● **Data**
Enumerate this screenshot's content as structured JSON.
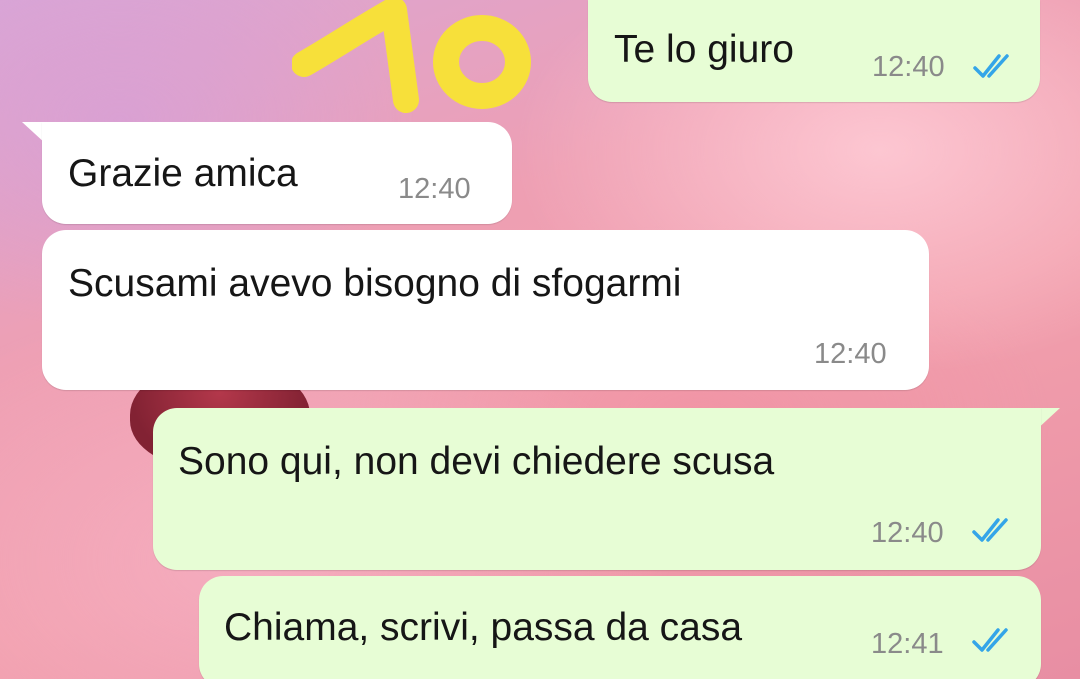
{
  "annotation": {
    "text": "10",
    "color": "#f7e03a"
  },
  "colors": {
    "incoming_bubble": "#ffffff",
    "outgoing_bubble": "#e7fdd5",
    "read_ticks": "#34a5e8",
    "timestamp": "#8a8a8a"
  },
  "messages": [
    {
      "direction": "outgoing",
      "text": "Te lo giuro",
      "time": "12:40",
      "status": "read",
      "status_icon": "double-check-icon"
    },
    {
      "direction": "incoming",
      "text": "Grazie amica",
      "time": "12:40"
    },
    {
      "direction": "incoming",
      "text": "Scusami avevo bisogno di sfogarmi",
      "time": "12:40"
    },
    {
      "direction": "outgoing",
      "text": "Sono qui, non devi chiedere scusa",
      "time": "12:40",
      "status": "read",
      "status_icon": "double-check-icon"
    },
    {
      "direction": "outgoing",
      "text": "Chiama, scrivi, passa da casa",
      "time": "12:41",
      "status": "read",
      "status_icon": "double-check-icon"
    }
  ]
}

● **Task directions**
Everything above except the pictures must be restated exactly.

● **Solved exercise**
Enumerate this screenshot's content as structured JSON.
{
  "annotation": {
    "text": "10",
    "color": "#f7e03a"
  },
  "colors": {
    "incoming_bubble": "#ffffff",
    "outgoing_bubble": "#e7fdd5",
    "read_ticks": "#34a5e8",
    "timestamp": "#8a8a8a"
  },
  "messages": [
    {
      "direction": "outgoing",
      "text": "Te lo giuro",
      "time": "12:40",
      "status": "read",
      "status_icon": "double-check-icon"
    },
    {
      "direction": "incoming",
      "text": "Grazie amica",
      "time": "12:40"
    },
    {
      "direction": "incoming",
      "text": "Scusami avevo bisogno di sfogarmi",
      "time": "12:40"
    },
    {
      "direction": "outgoing",
      "text": "Sono qui, non devi chiedere scusa",
      "time": "12:40",
      "status": "read",
      "status_icon": "double-check-icon"
    },
    {
      "direction": "outgoing",
      "text": "Chiama, scrivi, passa da casa",
      "time": "12:41",
      "status": "read",
      "status_icon": "double-check-icon"
    }
  ]
}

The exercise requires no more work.